Task statement
Can you pull out each line of the data below that includes the word "text"?

Data section
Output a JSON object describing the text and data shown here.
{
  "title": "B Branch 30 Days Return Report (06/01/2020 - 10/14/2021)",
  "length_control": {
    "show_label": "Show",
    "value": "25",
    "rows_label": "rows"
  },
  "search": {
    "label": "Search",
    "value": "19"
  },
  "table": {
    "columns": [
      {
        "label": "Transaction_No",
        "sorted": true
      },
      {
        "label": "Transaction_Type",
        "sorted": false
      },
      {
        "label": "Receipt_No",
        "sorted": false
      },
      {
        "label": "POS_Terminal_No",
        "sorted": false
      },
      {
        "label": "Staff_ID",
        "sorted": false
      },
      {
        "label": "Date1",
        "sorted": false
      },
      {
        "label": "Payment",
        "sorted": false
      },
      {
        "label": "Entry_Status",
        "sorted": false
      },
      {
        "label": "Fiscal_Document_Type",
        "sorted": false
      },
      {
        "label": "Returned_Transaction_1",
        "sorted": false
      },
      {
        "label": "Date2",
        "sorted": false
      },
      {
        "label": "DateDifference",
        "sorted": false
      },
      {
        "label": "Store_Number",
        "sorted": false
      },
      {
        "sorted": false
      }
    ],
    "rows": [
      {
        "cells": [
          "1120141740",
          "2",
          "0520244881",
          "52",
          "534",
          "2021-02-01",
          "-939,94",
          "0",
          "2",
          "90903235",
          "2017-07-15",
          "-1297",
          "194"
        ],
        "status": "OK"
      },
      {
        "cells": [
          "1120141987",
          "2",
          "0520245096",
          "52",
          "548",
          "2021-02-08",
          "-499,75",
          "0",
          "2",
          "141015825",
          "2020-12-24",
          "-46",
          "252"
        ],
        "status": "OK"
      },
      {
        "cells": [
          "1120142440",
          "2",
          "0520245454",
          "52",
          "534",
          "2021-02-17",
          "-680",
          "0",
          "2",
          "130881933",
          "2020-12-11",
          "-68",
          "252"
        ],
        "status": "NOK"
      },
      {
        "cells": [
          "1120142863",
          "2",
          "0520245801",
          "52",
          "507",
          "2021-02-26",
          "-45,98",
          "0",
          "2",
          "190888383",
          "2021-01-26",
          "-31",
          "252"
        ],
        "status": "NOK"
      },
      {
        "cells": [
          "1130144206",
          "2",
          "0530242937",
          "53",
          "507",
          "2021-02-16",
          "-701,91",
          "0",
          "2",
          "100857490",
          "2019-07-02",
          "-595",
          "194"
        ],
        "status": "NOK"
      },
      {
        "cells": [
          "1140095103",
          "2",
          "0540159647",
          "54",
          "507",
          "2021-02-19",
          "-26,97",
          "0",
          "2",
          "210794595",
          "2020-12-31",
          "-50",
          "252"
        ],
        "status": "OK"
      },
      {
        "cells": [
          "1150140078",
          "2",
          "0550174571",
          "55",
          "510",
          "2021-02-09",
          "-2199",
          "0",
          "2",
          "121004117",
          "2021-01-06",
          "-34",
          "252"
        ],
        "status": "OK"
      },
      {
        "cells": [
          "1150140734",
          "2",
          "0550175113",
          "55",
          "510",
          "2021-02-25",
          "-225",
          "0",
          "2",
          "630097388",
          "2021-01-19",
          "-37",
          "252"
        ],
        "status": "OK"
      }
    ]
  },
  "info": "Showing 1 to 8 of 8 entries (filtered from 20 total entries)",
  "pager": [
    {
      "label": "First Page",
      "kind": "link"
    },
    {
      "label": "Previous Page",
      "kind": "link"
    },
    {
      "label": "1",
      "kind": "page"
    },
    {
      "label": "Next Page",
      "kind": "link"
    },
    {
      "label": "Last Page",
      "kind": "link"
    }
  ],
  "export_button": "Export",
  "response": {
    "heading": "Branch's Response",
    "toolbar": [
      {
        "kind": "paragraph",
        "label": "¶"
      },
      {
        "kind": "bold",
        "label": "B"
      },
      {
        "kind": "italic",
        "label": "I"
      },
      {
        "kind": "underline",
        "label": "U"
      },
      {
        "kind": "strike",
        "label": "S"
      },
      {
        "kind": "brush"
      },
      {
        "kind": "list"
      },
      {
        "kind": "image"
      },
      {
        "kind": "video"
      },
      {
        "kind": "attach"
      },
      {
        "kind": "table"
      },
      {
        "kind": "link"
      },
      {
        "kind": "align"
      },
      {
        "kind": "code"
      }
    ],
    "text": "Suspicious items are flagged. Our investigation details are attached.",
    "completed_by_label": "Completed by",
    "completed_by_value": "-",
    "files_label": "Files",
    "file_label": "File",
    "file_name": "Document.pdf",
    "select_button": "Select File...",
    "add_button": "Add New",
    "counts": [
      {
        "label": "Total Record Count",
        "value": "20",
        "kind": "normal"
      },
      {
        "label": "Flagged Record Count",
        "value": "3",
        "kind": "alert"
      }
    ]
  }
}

Output for this exercise
Output a JSON object describing the text and data shown here.
    "text": "Suspicious items are flagged. Our investigation details are attached.",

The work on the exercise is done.